» **WHAT IS REQUIRED**
Look through the records, and wherever the string "active" turns up, copy out that line.

» **EXCERPTED RECORDS**
Start of Block
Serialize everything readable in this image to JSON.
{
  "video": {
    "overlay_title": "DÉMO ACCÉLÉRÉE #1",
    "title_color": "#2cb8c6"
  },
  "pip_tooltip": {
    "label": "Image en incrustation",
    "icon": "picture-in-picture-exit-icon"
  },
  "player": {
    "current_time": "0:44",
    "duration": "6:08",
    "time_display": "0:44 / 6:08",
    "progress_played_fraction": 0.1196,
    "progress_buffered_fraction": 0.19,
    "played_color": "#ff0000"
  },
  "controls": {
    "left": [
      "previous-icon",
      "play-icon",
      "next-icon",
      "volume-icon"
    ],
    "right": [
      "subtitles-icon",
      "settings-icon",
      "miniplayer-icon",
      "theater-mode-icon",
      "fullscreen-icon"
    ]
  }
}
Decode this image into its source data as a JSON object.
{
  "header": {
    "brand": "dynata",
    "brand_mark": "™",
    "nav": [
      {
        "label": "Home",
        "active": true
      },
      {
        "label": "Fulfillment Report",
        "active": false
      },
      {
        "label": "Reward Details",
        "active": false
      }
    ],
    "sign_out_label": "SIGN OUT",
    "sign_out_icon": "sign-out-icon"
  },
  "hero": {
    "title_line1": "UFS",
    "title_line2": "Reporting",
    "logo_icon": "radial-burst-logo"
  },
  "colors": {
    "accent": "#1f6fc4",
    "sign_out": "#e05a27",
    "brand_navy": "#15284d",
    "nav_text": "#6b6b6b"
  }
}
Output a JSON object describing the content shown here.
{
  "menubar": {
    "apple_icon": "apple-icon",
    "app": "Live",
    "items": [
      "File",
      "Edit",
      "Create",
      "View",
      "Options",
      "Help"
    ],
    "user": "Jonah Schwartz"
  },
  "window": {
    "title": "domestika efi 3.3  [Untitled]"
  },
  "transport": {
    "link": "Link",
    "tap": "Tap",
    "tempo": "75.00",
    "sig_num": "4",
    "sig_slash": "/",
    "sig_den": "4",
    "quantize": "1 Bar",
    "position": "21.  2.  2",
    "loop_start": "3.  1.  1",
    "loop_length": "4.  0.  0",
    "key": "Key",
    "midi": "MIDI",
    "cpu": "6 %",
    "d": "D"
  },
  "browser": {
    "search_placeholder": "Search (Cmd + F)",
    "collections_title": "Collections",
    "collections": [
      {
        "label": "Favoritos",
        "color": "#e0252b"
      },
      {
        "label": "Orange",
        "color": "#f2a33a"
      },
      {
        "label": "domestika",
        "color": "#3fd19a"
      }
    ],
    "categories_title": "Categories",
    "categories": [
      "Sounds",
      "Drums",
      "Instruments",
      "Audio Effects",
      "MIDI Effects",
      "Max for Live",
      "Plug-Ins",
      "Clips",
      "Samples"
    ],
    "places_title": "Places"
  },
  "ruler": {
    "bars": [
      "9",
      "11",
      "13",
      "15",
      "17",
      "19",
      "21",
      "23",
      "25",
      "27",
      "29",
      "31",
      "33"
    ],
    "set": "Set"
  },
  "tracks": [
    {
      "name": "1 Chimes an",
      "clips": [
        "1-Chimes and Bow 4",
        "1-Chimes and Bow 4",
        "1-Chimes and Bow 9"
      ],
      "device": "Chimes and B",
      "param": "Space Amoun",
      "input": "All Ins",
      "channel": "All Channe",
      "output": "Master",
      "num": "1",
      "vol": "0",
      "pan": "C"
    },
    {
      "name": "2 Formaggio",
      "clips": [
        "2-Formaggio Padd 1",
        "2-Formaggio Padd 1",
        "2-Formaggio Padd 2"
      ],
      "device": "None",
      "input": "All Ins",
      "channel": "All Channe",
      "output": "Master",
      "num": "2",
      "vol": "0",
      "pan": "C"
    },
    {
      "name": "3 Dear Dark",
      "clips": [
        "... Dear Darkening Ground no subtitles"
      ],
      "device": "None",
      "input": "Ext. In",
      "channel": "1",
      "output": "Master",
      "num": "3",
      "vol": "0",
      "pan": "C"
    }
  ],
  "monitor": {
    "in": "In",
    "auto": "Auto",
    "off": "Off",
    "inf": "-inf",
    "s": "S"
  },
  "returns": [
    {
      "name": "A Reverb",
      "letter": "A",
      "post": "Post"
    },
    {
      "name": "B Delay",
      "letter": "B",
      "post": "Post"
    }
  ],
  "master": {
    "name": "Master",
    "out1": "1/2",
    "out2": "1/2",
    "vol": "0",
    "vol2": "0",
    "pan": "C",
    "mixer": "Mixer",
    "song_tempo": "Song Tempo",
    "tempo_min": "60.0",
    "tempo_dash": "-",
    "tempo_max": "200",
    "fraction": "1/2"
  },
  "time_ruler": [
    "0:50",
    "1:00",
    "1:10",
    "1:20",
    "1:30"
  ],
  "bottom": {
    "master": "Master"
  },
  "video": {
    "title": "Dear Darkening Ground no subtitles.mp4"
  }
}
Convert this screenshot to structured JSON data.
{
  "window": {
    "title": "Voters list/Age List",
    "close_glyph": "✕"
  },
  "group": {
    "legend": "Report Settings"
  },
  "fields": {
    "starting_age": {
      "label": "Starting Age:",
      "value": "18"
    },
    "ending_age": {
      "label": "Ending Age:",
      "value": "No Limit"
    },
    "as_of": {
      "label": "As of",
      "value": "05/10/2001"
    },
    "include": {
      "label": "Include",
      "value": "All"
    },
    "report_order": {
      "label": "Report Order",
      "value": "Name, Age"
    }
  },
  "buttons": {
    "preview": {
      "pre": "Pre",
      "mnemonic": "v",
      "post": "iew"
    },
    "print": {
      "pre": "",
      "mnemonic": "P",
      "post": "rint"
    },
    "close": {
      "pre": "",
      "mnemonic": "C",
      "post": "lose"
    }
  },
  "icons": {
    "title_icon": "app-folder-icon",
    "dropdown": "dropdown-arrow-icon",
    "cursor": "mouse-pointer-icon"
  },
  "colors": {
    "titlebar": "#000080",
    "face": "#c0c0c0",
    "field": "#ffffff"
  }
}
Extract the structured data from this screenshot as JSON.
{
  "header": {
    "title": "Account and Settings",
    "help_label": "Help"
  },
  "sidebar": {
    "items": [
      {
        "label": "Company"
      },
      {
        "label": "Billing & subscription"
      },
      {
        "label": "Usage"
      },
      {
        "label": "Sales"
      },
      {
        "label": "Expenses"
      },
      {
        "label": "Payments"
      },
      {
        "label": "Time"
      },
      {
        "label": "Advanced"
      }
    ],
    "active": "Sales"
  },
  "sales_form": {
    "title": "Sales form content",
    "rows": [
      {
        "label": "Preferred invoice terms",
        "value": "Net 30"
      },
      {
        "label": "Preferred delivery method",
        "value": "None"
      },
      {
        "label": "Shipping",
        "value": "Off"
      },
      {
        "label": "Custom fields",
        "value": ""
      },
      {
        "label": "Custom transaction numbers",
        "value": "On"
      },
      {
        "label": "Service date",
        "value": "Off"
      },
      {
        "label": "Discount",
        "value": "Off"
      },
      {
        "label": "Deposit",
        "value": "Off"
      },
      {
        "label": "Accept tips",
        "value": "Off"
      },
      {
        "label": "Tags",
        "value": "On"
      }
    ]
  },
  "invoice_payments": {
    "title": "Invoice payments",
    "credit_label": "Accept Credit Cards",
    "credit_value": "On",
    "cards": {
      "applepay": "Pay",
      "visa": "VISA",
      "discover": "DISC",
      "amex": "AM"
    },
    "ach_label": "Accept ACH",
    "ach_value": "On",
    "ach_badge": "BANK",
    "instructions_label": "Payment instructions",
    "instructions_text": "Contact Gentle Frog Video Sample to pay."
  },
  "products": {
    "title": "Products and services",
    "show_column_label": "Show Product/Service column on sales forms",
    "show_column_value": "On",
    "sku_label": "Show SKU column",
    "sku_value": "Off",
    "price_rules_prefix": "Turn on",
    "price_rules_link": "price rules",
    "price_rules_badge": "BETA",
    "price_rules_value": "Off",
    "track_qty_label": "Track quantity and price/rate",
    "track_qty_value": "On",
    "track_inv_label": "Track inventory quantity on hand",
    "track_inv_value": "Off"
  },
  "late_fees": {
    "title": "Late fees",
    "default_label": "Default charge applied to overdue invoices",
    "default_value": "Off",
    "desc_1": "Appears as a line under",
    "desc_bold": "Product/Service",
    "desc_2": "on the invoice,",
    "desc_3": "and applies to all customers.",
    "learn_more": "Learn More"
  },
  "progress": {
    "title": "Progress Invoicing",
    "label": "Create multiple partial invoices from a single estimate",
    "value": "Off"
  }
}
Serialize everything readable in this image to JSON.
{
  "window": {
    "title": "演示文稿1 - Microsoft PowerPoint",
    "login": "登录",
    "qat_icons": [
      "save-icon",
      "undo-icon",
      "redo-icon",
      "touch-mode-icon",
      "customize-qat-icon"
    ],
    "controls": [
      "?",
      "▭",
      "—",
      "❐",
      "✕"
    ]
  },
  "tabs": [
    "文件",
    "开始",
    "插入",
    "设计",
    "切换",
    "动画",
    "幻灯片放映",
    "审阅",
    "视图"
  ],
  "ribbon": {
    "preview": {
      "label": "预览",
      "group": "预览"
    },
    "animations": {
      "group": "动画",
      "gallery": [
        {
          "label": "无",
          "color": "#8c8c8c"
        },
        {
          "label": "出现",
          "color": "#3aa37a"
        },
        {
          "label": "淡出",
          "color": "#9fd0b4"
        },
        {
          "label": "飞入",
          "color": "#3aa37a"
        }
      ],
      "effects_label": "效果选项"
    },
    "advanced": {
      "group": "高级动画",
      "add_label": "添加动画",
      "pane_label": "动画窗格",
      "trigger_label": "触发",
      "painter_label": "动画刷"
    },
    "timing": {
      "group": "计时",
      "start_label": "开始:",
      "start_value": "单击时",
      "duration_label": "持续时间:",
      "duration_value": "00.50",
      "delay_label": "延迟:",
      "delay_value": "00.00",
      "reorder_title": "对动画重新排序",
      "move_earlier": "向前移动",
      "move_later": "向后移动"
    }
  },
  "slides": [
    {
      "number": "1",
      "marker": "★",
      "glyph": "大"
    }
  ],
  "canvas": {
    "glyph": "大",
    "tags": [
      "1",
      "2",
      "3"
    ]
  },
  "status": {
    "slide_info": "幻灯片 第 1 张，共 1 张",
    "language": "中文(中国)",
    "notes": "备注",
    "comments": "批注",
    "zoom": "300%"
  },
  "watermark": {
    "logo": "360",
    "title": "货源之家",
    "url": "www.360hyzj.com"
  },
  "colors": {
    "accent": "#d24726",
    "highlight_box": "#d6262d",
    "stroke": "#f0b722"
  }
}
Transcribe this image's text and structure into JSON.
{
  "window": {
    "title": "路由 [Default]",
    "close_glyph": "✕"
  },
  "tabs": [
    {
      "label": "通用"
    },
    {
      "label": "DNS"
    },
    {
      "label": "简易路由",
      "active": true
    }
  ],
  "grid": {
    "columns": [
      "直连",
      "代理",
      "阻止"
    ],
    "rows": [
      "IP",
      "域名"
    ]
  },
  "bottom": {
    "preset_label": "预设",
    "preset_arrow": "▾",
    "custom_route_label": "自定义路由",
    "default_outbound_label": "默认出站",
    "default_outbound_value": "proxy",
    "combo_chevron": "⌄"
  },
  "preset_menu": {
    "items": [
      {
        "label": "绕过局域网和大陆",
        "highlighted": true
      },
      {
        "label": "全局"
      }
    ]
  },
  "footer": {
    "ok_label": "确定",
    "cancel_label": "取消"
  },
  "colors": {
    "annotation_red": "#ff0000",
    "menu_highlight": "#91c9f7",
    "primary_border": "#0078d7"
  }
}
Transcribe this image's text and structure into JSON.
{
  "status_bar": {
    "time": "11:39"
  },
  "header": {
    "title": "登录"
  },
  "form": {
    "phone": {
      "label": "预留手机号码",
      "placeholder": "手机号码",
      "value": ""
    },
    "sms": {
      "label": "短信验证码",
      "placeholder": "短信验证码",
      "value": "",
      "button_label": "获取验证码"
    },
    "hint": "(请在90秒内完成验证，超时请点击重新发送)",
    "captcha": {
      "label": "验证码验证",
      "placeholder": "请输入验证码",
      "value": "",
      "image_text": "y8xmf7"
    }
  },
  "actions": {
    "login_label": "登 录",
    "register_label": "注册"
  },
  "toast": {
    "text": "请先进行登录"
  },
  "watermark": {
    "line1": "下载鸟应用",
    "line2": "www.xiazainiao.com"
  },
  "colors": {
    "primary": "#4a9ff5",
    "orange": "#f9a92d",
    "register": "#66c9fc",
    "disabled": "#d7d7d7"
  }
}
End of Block
» **EXERCISE SOLUTION**
        "active": true
        "active": false
        "active": false
    "active": "Sales"
      "active": true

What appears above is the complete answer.